→ **EXERCISE DESCRIPTION**:
The response should consist of the records, reproduced exactly.

(Element data from apps and pages)
★ ★ ★ ★ ★
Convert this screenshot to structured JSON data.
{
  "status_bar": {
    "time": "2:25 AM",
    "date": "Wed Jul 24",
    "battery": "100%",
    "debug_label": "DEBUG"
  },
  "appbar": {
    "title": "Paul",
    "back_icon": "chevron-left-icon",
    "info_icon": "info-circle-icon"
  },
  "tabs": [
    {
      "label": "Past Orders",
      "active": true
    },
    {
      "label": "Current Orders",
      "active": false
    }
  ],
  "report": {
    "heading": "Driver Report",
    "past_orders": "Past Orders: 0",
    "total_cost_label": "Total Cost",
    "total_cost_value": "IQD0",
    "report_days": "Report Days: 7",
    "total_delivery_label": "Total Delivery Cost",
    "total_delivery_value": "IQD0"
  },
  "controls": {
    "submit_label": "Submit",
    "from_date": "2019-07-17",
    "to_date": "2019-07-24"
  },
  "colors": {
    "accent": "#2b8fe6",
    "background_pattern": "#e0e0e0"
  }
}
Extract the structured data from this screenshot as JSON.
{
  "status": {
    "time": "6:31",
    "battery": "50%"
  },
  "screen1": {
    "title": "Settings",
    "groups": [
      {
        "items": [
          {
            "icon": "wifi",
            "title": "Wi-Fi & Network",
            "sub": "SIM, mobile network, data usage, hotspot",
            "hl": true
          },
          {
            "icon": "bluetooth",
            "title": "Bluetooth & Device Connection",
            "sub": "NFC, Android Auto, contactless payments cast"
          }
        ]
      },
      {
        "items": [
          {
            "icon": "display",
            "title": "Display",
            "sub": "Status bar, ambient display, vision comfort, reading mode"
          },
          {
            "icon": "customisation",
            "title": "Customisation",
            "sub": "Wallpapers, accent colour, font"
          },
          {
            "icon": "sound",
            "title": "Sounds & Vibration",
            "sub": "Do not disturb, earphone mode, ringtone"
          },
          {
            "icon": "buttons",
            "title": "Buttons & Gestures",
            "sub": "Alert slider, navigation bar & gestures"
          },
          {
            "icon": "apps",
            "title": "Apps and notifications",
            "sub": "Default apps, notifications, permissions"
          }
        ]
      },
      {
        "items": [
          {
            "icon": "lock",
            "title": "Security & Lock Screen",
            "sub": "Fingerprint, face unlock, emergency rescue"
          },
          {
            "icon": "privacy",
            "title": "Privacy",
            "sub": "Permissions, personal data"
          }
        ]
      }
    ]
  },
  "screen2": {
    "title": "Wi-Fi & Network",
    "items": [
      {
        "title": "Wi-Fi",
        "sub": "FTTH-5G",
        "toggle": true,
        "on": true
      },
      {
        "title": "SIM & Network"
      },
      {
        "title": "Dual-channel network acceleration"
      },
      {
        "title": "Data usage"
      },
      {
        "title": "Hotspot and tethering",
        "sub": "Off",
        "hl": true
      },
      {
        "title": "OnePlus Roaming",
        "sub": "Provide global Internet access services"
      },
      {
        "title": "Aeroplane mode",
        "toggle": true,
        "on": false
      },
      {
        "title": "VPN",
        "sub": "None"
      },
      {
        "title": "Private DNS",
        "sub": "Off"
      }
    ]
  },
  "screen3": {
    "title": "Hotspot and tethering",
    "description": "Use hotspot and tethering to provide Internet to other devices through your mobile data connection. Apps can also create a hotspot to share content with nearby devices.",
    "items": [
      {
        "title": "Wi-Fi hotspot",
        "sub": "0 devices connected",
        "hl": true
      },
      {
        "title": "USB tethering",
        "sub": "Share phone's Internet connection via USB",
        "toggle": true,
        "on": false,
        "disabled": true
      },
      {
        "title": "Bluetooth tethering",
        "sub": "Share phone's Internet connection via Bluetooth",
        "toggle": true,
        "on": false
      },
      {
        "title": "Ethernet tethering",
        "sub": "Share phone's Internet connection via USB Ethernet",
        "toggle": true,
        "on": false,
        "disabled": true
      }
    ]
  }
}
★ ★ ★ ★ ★
→ **SOLUTION TO THE EXERCISE**:
Convert this screenshot to structured JSON data.
{
  "status_bar": {
    "time": "2:25 AM",
    "date": "Wed Jul 24",
    "battery": "100%",
    "debug_label": "DEBUG"
  },
  "appbar": {
    "title": "Paul",
    "back_icon": "chevron-left-icon",
    "info_icon": "info-circle-icon"
  },
  "tabs": [
    {
      "label": "Past Orders",
      "active": true
    },
    {
      "label": "Current Orders",
      "active": false
    }
  ],
  "report": {
    "heading": "Driver Report",
    "past_orders": "Past Orders: 0",
    "total_cost_label": "Total Cost",
    "total_cost_value": "IQD0",
    "report_days": "Report Days: 7",
    "total_delivery_label": "Total Delivery Cost",
    "total_delivery_value": "IQD0"
  },
  "controls": {
    "submit_label": "Submit",
    "from_date": "2019-07-17",
    "to_date": "2019-07-24"
  },
  "colors": {
    "accent": "#2b8fe6",
    "background_pattern": "#e0e0e0"
  }
}
Extract the structured data from this screenshot as JSON.
{
  "status": {
    "time": "6:31",
    "battery": "50%"
  },
  "screen1": {
    "title": "Settings",
    "groups": [
      {
        "items": [
          {
            "icon": "wifi",
            "title": "Wi-Fi & Network",
            "sub": "SIM, mobile network, data usage, hotspot",
            "hl": true
          },
          {
            "icon": "bluetooth",
            "title": "Bluetooth & Device Connection",
            "sub": "NFC, Android Auto, contactless payments cast"
          }
        ]
      },
      {
        "items": [
          {
            "icon": "display",
            "title": "Display",
            "sub": "Status bar, ambient display, vision comfort, reading mode"
          },
          {
            "icon": "customisation",
            "title": "Customisation",
            "sub": "Wallpapers, accent colour, font"
          },
          {
            "icon": "sound",
            "title": "Sounds & Vibration",
            "sub": "Do not disturb, earphone mode, ringtone"
          },
          {
            "icon": "buttons",
            "title": "Buttons & Gestures",
            "sub": "Alert slider, navigation bar & gestures"
          },
          {
            "icon": "apps",
            "title": "Apps and notifications",
            "sub": "Default apps, notifications, permissions"
          }
        ]
      },
      {
        "items": [
          {
            "icon": "lock",
            "title": "Security & Lock Screen",
            "sub": "Fingerprint, face unlock, emergency rescue"
          },
          {
            "icon": "privacy",
            "title": "Privacy",
            "sub": "Permissions, personal data"
          }
        ]
      }
    ]
  },
  "screen2": {
    "title": "Wi-Fi & Network",
    "items": [
      {
        "title": "Wi-Fi",
        "sub": "FTTH-5G",
        "toggle": true,
        "on": true
      },
      {
        "title": "SIM & Network"
      },
      {
        "title": "Dual-channel network acceleration"
      },
      {
        "title": "Data usage"
      },
      {
        "title": "Hotspot and tethering",
        "sub": "Off",
        "hl": true
      },
      {
        "title": "OnePlus Roaming",
        "sub": "Provide global Internet access services"
      },
      {
        "title": "Aeroplane mode",
        "toggle": true,
        "on": false
      },
      {
        "title": "VPN",
        "sub": "None"
      },
      {
        "title": "Private DNS",
        "sub": "Off"
      }
    ]
  },
  "screen3": {
    "title": "Hotspot and tethering",
    "description": "Use hotspot and tethering to provide Internet to other devices through your mobile data connection. Apps can also create a hotspot to share content with nearby devices.",
    "items": [
      {
        "title": "Wi-Fi hotspot",
        "sub": "0 devices connected",
        "hl": true
      },
      {
        "title": "USB tethering",
        "sub": "Share phone's Internet connection via USB",
        "toggle": true,
        "on": false,
        "disabled": true
      },
      {
        "title": "Bluetooth tethering",
        "sub": "Share phone's Internet connection via Bluetooth",
        "toggle": true,
        "on": false
      },
      {
        "title": "Ethernet tethering",
        "sub": "Share phone's Internet connection via USB Ethernet",
        "toggle": true,
        "on": false,
        "disabled": true
      }
    ]
  }
}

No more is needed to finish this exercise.